There is much fault to find in this definition. 

First, why does the definition use the term "production" in reference to oil and natural gas and the term "extraction"?  Does the SEC assign different meanings to the terms?  If not, why create possible ambiguities by using two different terms?  Elegance of variation may be laudable in literature but it carries no virtue in rulemaking.

Second, the definition is hopelessly circular because it defines "extraction" as "the extraction".  It is generally unhelpful to define a term by the term itself. 

Finally, the definition is ambiguous.  Does "extraction" require all three elements (i.e., the production of oil, the production of natural gas, and the extraction of minerals) or does it require only one of the elements (i.e., production of oil, the production of natural gas, or the extraction of minerals).  While the SEC may have intended the latter, either interpretation is plausible given the definition's syntax.

© 2010-2020 Allen Matkins Leck Gamble Mallory & Natsis LLP National Law Review, Volume IX, Number 365


About this Author

Keith Paul Bishop, Corporate Transactions Lawyer, finance securities attorney, Allen Matkins Law Firm

Keith Paul Bishop is a partner in Allen Matkins' Corporate and Securities practice group, and works out of the Orange County office.

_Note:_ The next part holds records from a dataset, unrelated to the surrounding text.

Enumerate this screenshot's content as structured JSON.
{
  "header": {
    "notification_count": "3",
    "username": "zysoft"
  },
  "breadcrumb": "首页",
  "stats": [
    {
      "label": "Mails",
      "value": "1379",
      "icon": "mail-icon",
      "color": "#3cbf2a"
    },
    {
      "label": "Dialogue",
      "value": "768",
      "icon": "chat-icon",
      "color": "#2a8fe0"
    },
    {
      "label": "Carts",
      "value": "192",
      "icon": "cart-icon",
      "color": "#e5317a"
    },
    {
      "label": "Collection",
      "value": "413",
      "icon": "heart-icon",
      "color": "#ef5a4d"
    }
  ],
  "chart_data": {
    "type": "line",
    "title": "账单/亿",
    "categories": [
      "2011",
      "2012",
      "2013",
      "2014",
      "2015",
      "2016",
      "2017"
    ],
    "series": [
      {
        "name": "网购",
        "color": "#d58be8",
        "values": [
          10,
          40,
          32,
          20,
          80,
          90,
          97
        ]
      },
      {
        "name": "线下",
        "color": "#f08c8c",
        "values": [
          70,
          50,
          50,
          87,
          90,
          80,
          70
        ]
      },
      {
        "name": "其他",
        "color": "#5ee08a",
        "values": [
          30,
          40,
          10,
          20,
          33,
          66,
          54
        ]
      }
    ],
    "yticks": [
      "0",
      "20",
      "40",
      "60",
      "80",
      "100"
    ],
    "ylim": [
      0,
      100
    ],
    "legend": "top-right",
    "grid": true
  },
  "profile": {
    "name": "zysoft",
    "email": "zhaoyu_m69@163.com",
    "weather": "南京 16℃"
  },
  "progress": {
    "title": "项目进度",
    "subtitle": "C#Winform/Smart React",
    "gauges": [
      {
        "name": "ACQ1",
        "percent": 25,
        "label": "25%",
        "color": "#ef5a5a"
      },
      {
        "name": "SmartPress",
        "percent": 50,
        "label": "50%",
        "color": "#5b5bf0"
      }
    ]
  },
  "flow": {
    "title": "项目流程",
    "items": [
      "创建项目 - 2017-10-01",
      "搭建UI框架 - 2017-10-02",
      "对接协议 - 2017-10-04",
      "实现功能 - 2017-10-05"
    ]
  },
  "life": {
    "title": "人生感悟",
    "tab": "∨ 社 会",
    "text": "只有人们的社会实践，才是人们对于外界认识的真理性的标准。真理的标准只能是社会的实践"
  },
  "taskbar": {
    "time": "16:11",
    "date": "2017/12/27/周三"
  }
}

He represents clients in a wide range of corporate transactions, including public and private securities offerings of debt and equity, mergers and acquisitions, proxy contests and tender offers, corporate governance matters and federal and state securities laws (including the Sarbanes-Oxley Act of 2002 and the Dodd-Frank Act), investment adviser, financial services regulation, and California administrative law. He regularly advises clients...